In 1894-1895, artist/publisher E.S. Glover published beautiful elevation views of San Francisco buildings as Volume 1 of The Illustrated Directory, issued in 11 monthly installments. Placed end-to-end, these views present a delightful 1895 counterpart to Edward Ruscha's 1966 Every Building on the Sunset Strip or today's Google Street View. The David Rumsey Map Collection posts a complete copy of the directory, describing it as:

Extremely rare, unusual directory made up of drawn illustrations of the building street fronts and business establishments of every building on the blocks of the downtown area of San Francisco. Almost all of these buildings were destroyed by the fire of 1906.

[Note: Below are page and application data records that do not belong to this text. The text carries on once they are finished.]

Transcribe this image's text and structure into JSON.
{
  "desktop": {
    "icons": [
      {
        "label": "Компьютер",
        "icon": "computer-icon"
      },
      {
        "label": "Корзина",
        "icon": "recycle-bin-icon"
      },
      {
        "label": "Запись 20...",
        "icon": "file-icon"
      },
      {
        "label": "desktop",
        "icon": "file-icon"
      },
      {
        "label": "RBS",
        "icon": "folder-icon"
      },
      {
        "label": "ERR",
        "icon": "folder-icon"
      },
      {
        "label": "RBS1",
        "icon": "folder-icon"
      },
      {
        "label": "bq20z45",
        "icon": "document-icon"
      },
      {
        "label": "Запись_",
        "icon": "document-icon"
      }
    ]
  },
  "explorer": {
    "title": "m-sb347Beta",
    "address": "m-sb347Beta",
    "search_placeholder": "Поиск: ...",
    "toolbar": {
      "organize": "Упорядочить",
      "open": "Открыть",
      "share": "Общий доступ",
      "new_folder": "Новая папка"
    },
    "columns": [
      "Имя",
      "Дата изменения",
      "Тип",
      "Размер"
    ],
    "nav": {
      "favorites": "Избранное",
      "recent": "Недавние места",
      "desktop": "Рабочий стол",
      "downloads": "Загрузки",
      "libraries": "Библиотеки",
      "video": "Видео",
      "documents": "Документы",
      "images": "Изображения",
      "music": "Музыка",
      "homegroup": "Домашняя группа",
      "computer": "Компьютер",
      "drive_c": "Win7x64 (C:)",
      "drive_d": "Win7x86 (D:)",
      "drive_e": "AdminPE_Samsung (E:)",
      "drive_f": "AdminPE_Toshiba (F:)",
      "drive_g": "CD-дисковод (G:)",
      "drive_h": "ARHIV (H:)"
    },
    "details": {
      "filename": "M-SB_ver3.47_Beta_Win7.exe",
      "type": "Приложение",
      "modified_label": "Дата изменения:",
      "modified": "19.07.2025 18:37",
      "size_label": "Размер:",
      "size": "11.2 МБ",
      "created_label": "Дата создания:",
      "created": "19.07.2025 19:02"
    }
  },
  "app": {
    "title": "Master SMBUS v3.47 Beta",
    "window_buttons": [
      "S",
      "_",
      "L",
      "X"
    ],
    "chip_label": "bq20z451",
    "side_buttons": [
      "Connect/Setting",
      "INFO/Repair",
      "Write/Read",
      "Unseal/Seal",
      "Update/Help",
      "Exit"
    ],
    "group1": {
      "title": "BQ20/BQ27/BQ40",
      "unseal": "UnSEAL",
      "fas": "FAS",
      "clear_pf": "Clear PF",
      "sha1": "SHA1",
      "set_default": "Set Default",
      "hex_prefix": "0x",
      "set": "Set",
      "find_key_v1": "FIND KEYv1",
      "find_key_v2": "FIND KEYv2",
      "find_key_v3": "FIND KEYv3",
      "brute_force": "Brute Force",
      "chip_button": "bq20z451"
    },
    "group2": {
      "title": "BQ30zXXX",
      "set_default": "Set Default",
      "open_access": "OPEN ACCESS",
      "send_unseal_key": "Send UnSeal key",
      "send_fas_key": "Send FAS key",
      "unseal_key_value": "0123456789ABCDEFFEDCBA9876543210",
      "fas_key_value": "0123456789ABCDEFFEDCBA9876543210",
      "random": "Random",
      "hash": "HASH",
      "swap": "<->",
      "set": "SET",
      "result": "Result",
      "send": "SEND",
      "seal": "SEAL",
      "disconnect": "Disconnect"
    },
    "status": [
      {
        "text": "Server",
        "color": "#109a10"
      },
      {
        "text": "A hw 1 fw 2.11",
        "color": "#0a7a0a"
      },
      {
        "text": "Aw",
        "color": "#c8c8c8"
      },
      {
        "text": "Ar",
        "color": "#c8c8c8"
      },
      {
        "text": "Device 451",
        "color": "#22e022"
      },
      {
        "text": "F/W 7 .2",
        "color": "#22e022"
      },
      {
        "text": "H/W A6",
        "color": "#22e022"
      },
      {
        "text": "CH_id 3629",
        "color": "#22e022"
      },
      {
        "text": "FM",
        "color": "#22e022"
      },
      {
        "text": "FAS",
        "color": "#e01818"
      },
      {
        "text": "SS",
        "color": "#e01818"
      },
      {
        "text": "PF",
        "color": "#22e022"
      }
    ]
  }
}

Glover published a similar directory for Oakland, also posted at Rumsey.

The Directory covers Market Street from City Hall to the ferry terminal, plus most of the downtown area north of Market, south of Sacramento, and east of Kearny (roughly). It just misses Mission Street, Union Square, Chinatown, Portsmouth Square, and East Street (now Embarcadero). It does not include an index map, but this Google map shows precisely what it covers; each numbered pin (001 through 179) gives the Rumsey index number for a page in the directory.

The 10-story Chronicle Building (built 1888-1890, San Francisco's first skyscraper), the 11-story Crocker Building (1891), and the 10-story Mills Building (1892) were by far the tallest buildings in town in 1895, and few other buildings were over five stories. The Ferry Building, the Call Building, and the Hearst Building, familiar landmarks in later years, were all built in 1898. Glover's idealized views present tidy streets sparsely populated by pedestrians, cable cars, and horses (horsedrawn carriages, carts, and streetcars), with no construction or vacant lots in evidence. At Kearny/Geary is a newfangled electrified streetcar, though no overhead wires are shown; streetcar electrification in S.F. began in 1894, but Market St. cars were then cable powered, not electric.

It's instructive to compare Glover's 1895 Market St. with pre-earthquake film. On 5/12/1903, American Mutoscope & Biograph shot two short films (here and here at Library of Congress) from a car on Market just before a parade for President Roosevelt. And in 1906, just days before the earthquake, the Miles Brothers shot A Trip down Market St. before the Fire (see stunning recent digitization from the Prelinger Archives). An older posting of the Miles Brothers film at the Library of Congress includes a detailed summary identifying many buildings.


East/west streets, from north to south:

North/south streets, from west to east:

South of Market between Market/Mission:

See also: